§ AIM OF THE EXERCISE: Each line of the data that includes "icon" must be copied.

§ SOURCE MATERIAL:

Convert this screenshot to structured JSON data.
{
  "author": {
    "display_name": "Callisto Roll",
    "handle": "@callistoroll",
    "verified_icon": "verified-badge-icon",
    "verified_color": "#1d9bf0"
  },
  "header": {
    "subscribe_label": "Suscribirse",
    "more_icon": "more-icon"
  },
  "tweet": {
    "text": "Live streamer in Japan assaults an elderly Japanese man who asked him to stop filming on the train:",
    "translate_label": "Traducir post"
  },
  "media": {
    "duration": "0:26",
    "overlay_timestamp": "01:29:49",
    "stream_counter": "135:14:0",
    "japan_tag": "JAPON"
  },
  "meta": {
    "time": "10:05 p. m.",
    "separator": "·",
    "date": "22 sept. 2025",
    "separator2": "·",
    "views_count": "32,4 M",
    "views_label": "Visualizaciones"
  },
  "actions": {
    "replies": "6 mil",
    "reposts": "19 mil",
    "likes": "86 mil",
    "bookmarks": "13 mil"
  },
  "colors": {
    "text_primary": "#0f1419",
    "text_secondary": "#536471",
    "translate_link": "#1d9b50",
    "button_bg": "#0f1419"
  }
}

§ EXERCISE RESPONSE:
    "verified_icon": "verified-badge-icon",
    "more_icon": "more-icon"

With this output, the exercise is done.